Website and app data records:
---

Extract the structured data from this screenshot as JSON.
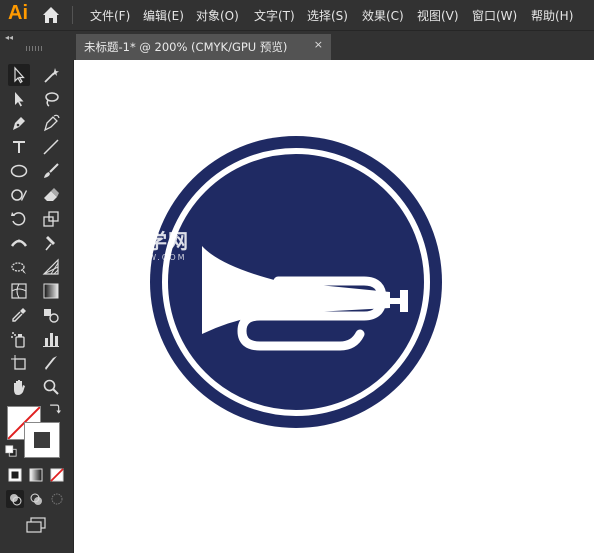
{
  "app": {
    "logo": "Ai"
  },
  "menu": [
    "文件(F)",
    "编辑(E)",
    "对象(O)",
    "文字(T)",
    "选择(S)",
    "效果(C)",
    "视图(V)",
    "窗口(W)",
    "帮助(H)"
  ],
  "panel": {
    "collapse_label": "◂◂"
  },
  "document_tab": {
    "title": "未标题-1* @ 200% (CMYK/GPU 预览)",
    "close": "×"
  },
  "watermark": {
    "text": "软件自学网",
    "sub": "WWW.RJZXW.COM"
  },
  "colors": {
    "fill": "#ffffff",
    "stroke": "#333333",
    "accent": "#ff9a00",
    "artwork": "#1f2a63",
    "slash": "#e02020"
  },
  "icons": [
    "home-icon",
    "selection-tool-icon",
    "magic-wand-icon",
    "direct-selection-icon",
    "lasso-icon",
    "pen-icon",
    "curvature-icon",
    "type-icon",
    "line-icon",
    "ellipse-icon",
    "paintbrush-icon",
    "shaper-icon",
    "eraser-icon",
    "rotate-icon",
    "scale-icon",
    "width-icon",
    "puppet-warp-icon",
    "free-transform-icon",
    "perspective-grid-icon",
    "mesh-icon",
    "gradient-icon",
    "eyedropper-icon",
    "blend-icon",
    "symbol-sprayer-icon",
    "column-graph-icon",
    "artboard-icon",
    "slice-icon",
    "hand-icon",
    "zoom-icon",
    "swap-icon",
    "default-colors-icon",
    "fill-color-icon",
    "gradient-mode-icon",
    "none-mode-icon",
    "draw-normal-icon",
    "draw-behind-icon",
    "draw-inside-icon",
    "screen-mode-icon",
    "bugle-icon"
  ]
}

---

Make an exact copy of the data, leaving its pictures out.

Extract the structured data from this screenshot as JSON.
{
  "app": {
    "logo": "Ai"
  },
  "menu": [
    "文件(F)",
    "编辑(E)",
    "对象(O)",
    "文字(T)",
    "选择(S)",
    "效果(C)",
    "视图(V)",
    "窗口(W)",
    "帮助(H)"
  ],
  "panel": {
    "collapse_label": "◂◂"
  },
  "document_tab": {
    "title": "未标题-1* @ 200% (CMYK/GPU 预览)",
    "close": "×"
  },
  "watermark": {
    "text": "软件自学网",
    "sub": "WWW.RJZXW.COM"
  },
  "colors": {
    "fill": "#ffffff",
    "stroke": "#333333",
    "accent": "#ff9a00",
    "artwork": "#1f2a63",
    "slash": "#e02020"
  },
  "icons": [
    "home-icon",
    "selection-tool-icon",
    "magic-wand-icon",
    "direct-selection-icon",
    "lasso-icon",
    "pen-icon",
    "curvature-icon",
    "type-icon",
    "line-icon",
    "ellipse-icon",
    "paintbrush-icon",
    "shaper-icon",
    "eraser-icon",
    "rotate-icon",
    "scale-icon",
    "width-icon",
    "puppet-warp-icon",
    "free-transform-icon",
    "perspective-grid-icon",
    "mesh-icon",
    "gradient-icon",
    "eyedropper-icon",
    "blend-icon",
    "symbol-sprayer-icon",
    "column-graph-icon",
    "artboard-icon",
    "slice-icon",
    "hand-icon",
    "zoom-icon",
    "swap-icon",
    "default-colors-icon",
    "fill-color-icon",
    "gradient-mode-icon",
    "none-mode-icon",
    "draw-normal-icon",
    "draw-behind-icon",
    "draw-inside-icon",
    "screen-mode-icon",
    "bugle-icon"
  ]
}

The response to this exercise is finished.